Bunko Musubi is commonly used for the Furisode (not the longest sleeves’ Furisode but middle to short sleeves’ Furisode). The Bunko Musubi Obi style was worn by women who were born into the samurai class family (“Buke” in Japanese) in the Edo era. This Obi style is very traditional and is used for the bride’s kimono at a wedding ceremony these days. Because of its neat and trim appearance, Bunko Musubi is also used for the Furisode kimono. If you want your Furisode kimono style look more modest than gorgeous, then Bunko Musubi is a perfect Obi style to match with your Furisode kimono.
The Bunko Musubi is generally worn by women who are in their late teens or early twenties at special occasions such as New Year’s ceremony and other kinds of private parties.
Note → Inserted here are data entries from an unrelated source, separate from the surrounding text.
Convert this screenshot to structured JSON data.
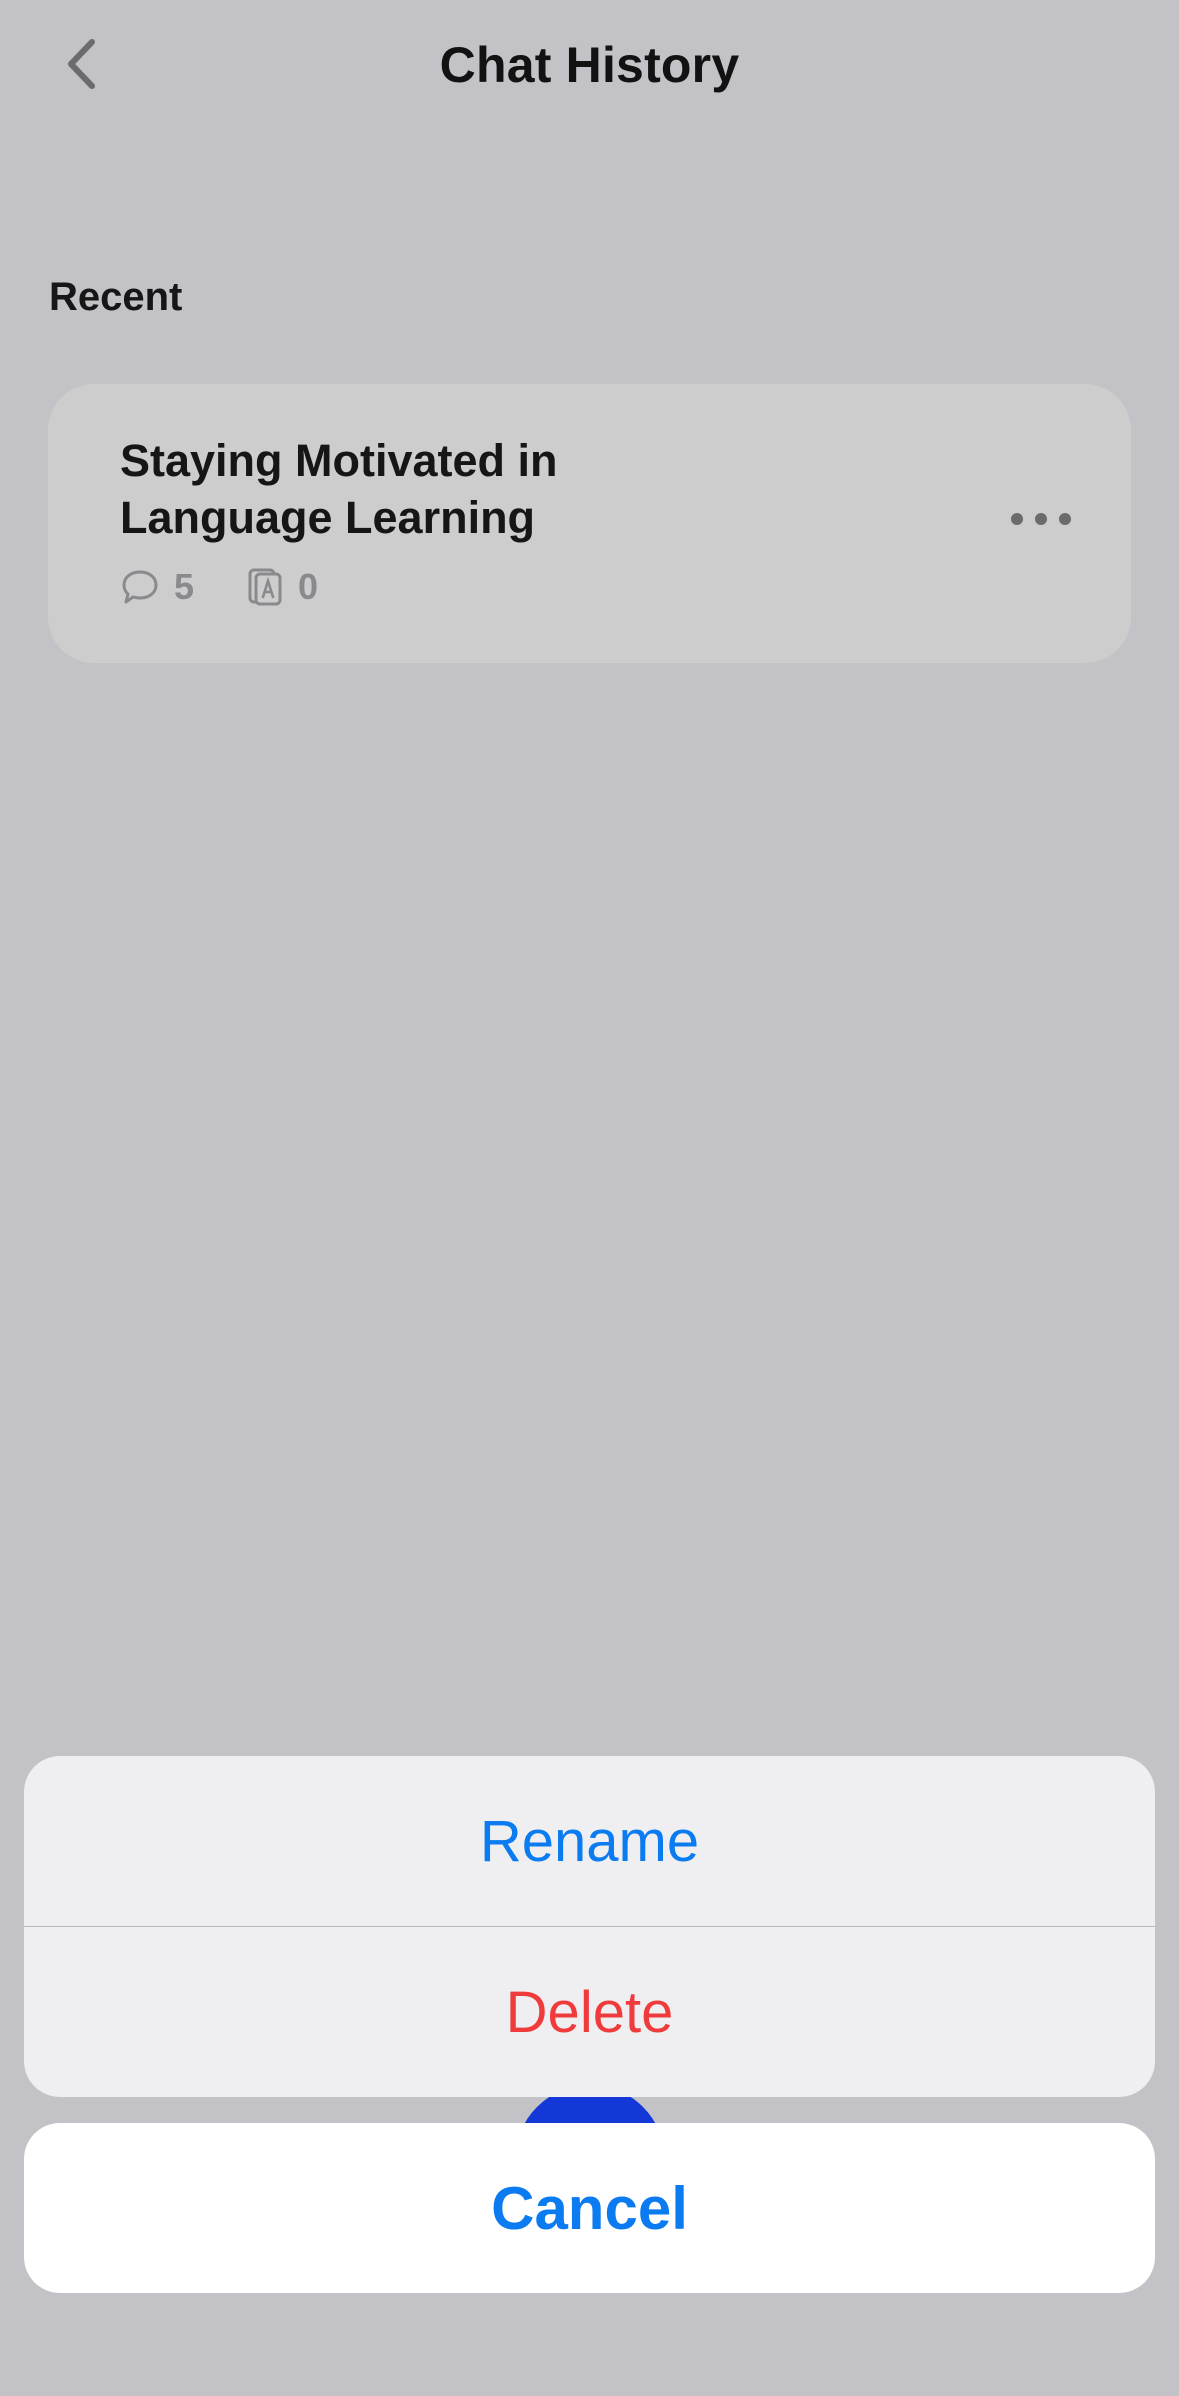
{
  "header": {
    "title": "Chat History",
    "back_icon": "chevron-left-icon"
  },
  "recent": {
    "title": "Recent",
    "items": [
      {
        "title_line1": "Staying Motivated in",
        "title_line2": "Language Learning",
        "message_count": "5",
        "vocab_count": "0",
        "message_icon": "speech-bubble-icon",
        "vocab_icon": "flashcard-a-icon",
        "more_icon": "ellipsis-icon"
      }
    ]
  },
  "action_sheet": {
    "rename_label": "Rename",
    "delete_label": "Delete",
    "cancel_label": "Cancel"
  },
  "colors": {
    "background": "#c3c3c7",
    "card": "#cdcdcd",
    "action_blue": "#0a7bf0",
    "action_red": "#ef3b3b",
    "fab_blue": "#1437d8"
  }
}
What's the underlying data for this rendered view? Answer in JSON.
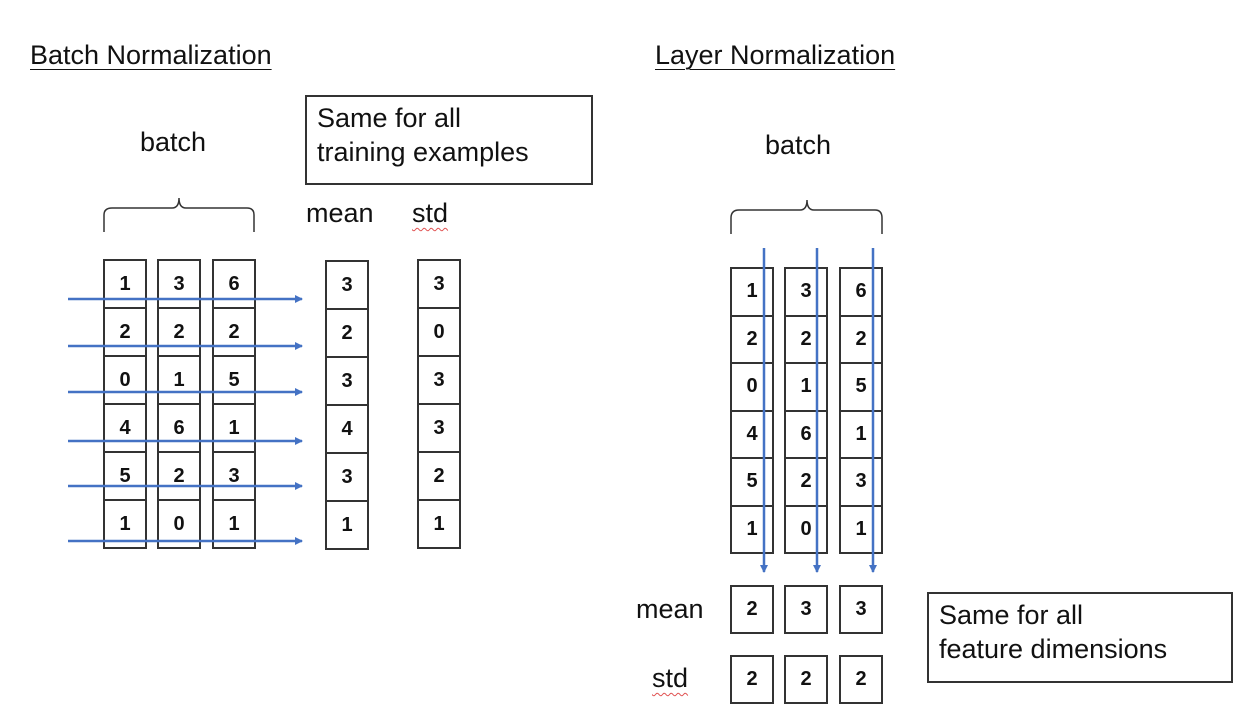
{
  "batch_norm": {
    "title": "Batch Normalization",
    "batch_label": "batch",
    "note_line1": "Same for all",
    "note_line2": "training examples",
    "mean_label": "mean",
    "std_label": "std",
    "matrix": [
      [
        1,
        3,
        6
      ],
      [
        2,
        2,
        2
      ],
      [
        0,
        1,
        5
      ],
      [
        4,
        6,
        1
      ],
      [
        5,
        2,
        3
      ],
      [
        1,
        0,
        1
      ]
    ],
    "mean": [
      3,
      2,
      3,
      4,
      3,
      1
    ],
    "std": [
      3,
      0,
      3,
      3,
      2,
      1
    ]
  },
  "layer_norm": {
    "title": "Layer Normalization",
    "batch_label": "batch",
    "note_line1": "Same for all",
    "note_line2": "feature dimensions",
    "mean_label": "mean",
    "std_label": "std",
    "matrix": [
      [
        1,
        3,
        6
      ],
      [
        2,
        2,
        2
      ],
      [
        0,
        1,
        5
      ],
      [
        4,
        6,
        1
      ],
      [
        5,
        2,
        3
      ],
      [
        1,
        0,
        1
      ]
    ],
    "mean": [
      2,
      3,
      3
    ],
    "std": [
      2,
      2,
      2
    ]
  },
  "colors": {
    "arrow": "#4472c4",
    "border": "#333333",
    "spellcheck": "#e05050"
  }
}
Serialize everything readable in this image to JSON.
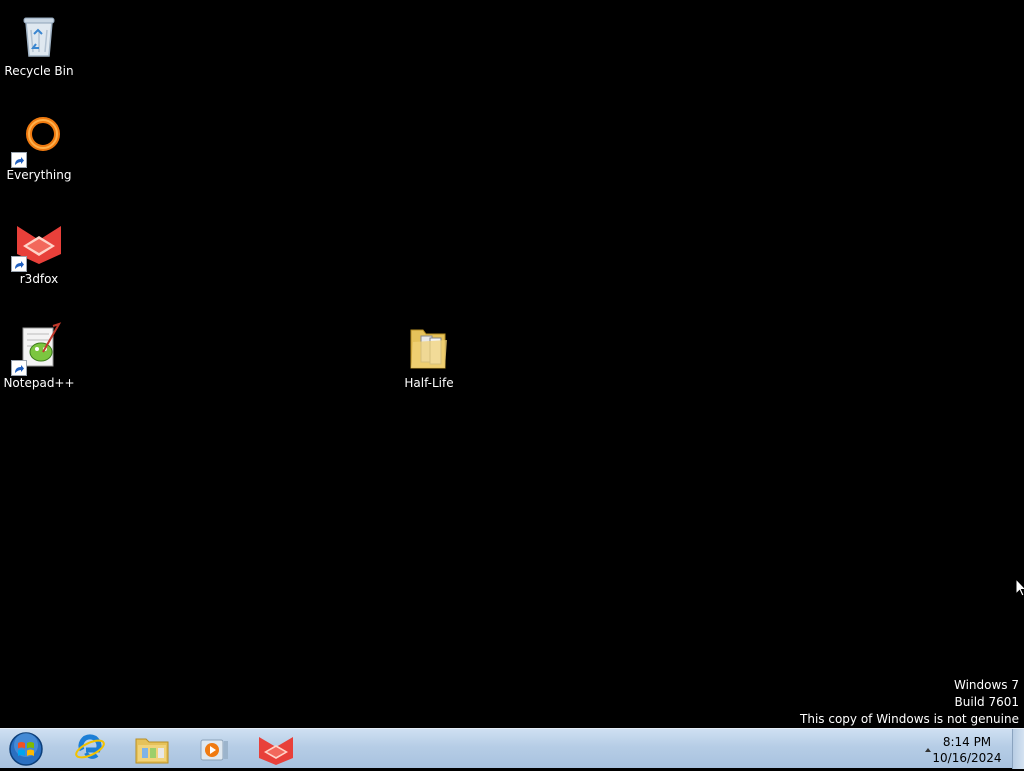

As you can see in the picture below, you need to make nice square shapes on the both sides of the Obi for Bunko Musubi.
Noshi Daiko is the Obi style for semi-formal kimono for women or colored tomosode for married women. It can be worn when attending a wedding ceremony, or other school events such as an entrance and graduation ceremony. Or you can match Noshi Daiko with finely patterned kimono which is more casual than semi-formal kimono or colored tomesode and make your kimono style more chic. The Noshi Daiko Obi style adds more gorgeousness to your kimono than the normal Otaiko Obi style.
Just a little downside of wearing Noshi Daiko is that you can’t really lean on the back of the chair as this Obi style has a nice round shape in the middle when you tie a knot with your Obi belt.
Noshi Daiko below is not a perfect shape as we were still practicing how to make a nice Noshi Daiko during the kimono lesson but normally, the wings on the both sides will show nicely from the the otaiko knot in the middle.